> **Task directions**
The data shown below should all be retyped exactly.

> **Dataset records**
▬▬▬▬▬▬

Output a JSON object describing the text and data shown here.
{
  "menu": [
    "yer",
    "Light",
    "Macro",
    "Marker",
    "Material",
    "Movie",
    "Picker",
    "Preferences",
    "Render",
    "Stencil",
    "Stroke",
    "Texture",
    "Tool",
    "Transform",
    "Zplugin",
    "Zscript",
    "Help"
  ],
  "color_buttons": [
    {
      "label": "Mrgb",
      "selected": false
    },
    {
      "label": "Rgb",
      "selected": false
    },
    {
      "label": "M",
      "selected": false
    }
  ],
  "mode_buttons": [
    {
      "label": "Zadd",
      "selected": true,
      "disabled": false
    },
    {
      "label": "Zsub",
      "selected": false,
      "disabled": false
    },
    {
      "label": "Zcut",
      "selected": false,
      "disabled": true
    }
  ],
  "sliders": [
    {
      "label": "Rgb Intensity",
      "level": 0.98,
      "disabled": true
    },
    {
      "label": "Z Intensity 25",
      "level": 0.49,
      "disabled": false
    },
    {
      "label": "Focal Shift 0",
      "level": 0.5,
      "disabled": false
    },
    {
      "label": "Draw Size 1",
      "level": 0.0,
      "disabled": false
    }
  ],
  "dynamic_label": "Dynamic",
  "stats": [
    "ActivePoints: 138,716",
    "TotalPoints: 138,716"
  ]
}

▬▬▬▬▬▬

> **Problem solution**
Output a JSON object describing the text and data shown here.
{
  "menu": [
    "yer",
    "Light",
    "Macro",
    "Marker",
    "Material",
    "Movie",
    "Picker",
    "Preferences",
    "Render",
    "Stencil",
    "Stroke",
    "Texture",
    "Tool",
    "Transform",
    "Zplugin",
    "Zscript",
    "Help"
  ],
  "color_buttons": [
    {
      "label": "Mrgb",
      "selected": false
    },
    {
      "label": "Rgb",
      "selected": false
    },
    {
      "label": "M",
      "selected": false
    }
  ],
  "mode_buttons": [
    {
      "label": "Zadd",
      "selected": true,
      "disabled": false
    },
    {
      "label": "Zsub",
      "selected": false,
      "disabled": false
    },
    {
      "label": "Zcut",
      "selected": false,
      "disabled": true
    }
  ],
  "sliders": [
    {
      "label": "Rgb Intensity",
      "level": 0.98,
      "disabled": true
    },
    {
      "label": "Z Intensity 25",
      "level": 0.49,
      "disabled": false
    },
    {
      "label": "Focal Shift 0",
      "level": 0.5,
      "disabled": false
    },
    {
      "label": "Draw Size 1",
      "level": 0.0,
      "disabled": false
    }
  ],
  "dynamic_label": "Dynamic",
  "stats": [
    "ActivePoints: 138,716",
    "TotalPoints: 138,716"
  ]
}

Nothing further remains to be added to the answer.